From Lily Leaves. MOTHER, in this strange city, this Babylon of
strife, Midst the din and rolling mist of the battle
field of life, I often pause to think of thee; and thoughts,
with mystic flight, Carry me back on wings of love to days of past
delight. I dream I see thy loving eyes look fondly into
mine, Those eyes that beam'd with sacred light o'er
words and works divine; I dream thou still art smiling 'midst the spring flowers young
and fair, Once nurtured by thy loving hand, and tended
by thy care. Oh! still in thought I see thee- I hear thy
fond 'good night;' I see thy smiling countenance, that thrill'd me
with delight; I hear the echo of thy voice, in accents low
and sweet; And I cannot help but fancy that again we
soon shall meet.
But, oh! 'tis only memory-I know that, cold
and chill, They laid our treasure in the dust in the bosom
of the hill; Pale are the cheeks o'er which once beamed,
like sunbeams o'er the sea, The tenderest, dearest smiles of love that earth
can give to me. I often pray'd when thou wert here that God
would take me first, And in my selfish heart this hope with miser
care I nursed; And, oh! if sinful be such thoughts, I pray to
be forgiven, Yet would that God would take me too, or
bring thee back from heaven. I dare not think that o'er thy head the stone
of death is rolled ; That now thy dear, dear fingers are as frozen
snowdrops cold; That the lips are clos'd for ever that press’d thy
loving child, That hush'd for ever is the voice that all my
cares beguiled. Oh no! 'twere sinful if I thought of thee like
this alone, Thou bright inhabitant of heaven, before the
For though without the gate, in tears, my
thoughts rise from the sod, I know that thou art gone to rest with the
household of our God. And though thou dwellest here no more, still
darling mother mine, Smile on me from the world of light a smile of
peace divine; Oh, touch me with thine angel-wings, as with
a kiss of love, And often come to me in dreams, sweet mother,
Yes, mother! be as thou hast been-my guar
dian angel here; Subdue my grief, bring strength from heaven,
and wipe the falling tear; And if I cannot, night and morn, feel now thy
fond caress, 0, mother, from the realms of bliss, cease not
thy child to bless.
THE TWO ANGELS.
Pass' o'er the village as the morning broke;
Their attitude and aspect was the same,
Alike their features, and their robes of white; But one was crowned with amaranth, as with
flame, And one with asphodels, like flakes of light.
I saw them pause on their celestial way; Then said I, with deep fear and doubt
oppressed : • Beat not so loud, my heart, lest thou betray
The place where thy beloved are at rest!'
And he who wore the crown of asphodels,
Descending, at my door began to knock; And my soul sunk within me, as in wells

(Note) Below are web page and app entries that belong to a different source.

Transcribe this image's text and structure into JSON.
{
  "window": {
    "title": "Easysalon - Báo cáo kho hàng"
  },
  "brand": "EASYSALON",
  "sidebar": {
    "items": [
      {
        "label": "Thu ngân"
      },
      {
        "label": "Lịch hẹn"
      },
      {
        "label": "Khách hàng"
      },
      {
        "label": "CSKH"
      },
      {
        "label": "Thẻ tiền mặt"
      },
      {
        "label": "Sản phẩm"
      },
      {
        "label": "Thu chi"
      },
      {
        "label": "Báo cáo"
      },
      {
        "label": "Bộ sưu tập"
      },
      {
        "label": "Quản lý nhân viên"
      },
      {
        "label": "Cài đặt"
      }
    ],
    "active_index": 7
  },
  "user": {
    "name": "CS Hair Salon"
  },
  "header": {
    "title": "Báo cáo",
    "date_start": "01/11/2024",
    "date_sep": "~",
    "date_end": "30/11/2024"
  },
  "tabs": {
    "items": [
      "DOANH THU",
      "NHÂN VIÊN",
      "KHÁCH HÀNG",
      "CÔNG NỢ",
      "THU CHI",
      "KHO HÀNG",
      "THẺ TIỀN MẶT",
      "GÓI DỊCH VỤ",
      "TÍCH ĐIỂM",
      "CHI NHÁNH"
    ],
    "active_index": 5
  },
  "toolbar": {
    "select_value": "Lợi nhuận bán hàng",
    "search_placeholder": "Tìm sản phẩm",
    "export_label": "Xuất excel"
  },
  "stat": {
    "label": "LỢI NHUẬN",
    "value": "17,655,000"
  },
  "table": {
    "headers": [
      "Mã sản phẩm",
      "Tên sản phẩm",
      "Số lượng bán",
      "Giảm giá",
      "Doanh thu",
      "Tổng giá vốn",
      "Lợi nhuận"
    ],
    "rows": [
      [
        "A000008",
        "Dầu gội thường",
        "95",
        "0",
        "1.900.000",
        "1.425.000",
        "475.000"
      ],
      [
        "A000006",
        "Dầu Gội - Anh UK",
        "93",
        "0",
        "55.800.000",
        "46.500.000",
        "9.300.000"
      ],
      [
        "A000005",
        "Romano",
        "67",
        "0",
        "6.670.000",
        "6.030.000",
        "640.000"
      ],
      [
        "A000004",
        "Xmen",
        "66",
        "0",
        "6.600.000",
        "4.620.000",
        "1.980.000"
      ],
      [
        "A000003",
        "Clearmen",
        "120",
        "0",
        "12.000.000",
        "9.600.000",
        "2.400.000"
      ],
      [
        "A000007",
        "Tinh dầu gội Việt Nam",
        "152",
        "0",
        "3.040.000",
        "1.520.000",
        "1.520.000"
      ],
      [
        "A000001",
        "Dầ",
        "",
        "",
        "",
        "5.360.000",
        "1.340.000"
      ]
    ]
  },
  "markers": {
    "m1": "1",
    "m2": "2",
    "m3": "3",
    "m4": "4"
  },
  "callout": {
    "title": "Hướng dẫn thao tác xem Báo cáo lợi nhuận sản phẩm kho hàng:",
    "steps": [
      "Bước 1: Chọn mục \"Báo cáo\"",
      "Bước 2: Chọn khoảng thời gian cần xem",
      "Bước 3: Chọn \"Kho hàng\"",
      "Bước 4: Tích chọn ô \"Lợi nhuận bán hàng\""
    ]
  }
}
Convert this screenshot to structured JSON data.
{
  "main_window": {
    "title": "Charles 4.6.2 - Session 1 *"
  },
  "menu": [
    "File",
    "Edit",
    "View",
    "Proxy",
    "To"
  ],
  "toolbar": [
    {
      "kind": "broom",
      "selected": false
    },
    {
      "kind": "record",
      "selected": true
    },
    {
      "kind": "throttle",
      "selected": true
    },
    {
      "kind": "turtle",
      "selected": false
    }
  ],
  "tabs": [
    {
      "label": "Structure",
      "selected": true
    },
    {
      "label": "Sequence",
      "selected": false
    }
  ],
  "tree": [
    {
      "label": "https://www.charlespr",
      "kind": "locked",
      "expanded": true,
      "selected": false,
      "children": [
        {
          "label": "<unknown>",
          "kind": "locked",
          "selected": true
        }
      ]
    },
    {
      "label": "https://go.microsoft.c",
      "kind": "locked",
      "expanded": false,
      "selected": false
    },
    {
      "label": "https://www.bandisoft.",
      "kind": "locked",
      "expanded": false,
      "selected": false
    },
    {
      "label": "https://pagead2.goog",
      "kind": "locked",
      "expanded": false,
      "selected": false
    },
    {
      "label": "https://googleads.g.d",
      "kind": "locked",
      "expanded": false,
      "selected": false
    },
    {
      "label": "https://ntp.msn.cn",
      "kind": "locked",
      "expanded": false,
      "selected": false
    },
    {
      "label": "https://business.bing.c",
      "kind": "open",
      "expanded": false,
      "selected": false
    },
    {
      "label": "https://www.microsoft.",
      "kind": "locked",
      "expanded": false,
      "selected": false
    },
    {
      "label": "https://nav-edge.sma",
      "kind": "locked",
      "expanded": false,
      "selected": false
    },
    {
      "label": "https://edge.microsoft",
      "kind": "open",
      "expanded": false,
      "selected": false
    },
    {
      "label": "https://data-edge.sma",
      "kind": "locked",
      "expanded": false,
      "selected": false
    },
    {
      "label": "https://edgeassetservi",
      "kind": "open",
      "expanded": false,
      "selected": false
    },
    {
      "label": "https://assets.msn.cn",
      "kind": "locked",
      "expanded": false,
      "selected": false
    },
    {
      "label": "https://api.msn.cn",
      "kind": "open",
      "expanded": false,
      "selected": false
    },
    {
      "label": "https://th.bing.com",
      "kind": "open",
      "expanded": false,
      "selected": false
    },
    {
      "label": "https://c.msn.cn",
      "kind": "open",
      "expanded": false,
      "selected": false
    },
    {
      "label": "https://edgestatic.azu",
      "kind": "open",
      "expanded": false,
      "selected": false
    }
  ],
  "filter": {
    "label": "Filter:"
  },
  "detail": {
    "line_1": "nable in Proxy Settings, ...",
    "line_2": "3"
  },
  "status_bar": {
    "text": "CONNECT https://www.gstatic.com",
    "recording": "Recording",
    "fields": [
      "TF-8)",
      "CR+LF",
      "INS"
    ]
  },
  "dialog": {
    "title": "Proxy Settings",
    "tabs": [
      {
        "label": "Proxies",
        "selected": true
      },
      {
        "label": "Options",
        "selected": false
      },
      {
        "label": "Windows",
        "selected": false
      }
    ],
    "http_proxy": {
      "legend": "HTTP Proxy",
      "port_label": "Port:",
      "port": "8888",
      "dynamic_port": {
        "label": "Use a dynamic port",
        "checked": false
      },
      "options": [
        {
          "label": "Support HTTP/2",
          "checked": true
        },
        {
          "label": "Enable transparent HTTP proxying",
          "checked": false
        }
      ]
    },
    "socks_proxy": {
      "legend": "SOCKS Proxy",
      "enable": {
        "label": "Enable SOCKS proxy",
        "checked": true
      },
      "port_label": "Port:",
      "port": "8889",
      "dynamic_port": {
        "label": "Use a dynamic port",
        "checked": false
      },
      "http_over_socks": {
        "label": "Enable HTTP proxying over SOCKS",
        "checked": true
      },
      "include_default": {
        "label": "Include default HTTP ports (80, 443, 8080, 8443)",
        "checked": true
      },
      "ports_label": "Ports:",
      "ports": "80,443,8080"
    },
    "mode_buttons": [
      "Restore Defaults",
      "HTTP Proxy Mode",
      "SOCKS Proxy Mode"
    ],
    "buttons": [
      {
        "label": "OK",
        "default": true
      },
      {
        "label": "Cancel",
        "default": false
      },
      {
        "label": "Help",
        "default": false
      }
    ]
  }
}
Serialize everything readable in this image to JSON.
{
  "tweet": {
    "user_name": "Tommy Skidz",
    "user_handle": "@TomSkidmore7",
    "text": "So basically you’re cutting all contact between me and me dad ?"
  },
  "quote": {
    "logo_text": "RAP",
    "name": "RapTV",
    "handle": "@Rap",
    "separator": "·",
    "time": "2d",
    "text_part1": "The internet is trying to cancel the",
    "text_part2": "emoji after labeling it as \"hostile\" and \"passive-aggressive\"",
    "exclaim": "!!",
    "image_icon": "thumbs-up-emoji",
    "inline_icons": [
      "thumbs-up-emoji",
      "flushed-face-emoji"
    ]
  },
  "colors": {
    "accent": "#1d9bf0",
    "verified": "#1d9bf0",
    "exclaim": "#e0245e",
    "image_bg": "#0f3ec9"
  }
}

The waters sink before an earthquake shock.
I recognised the nameless agony,
The terror and the tremor and the pain, That oft before had filled and haunted me, And now returned with three-fold strength
The door I opened to my heavenly guest,
Dared neither to lament or to rejoice.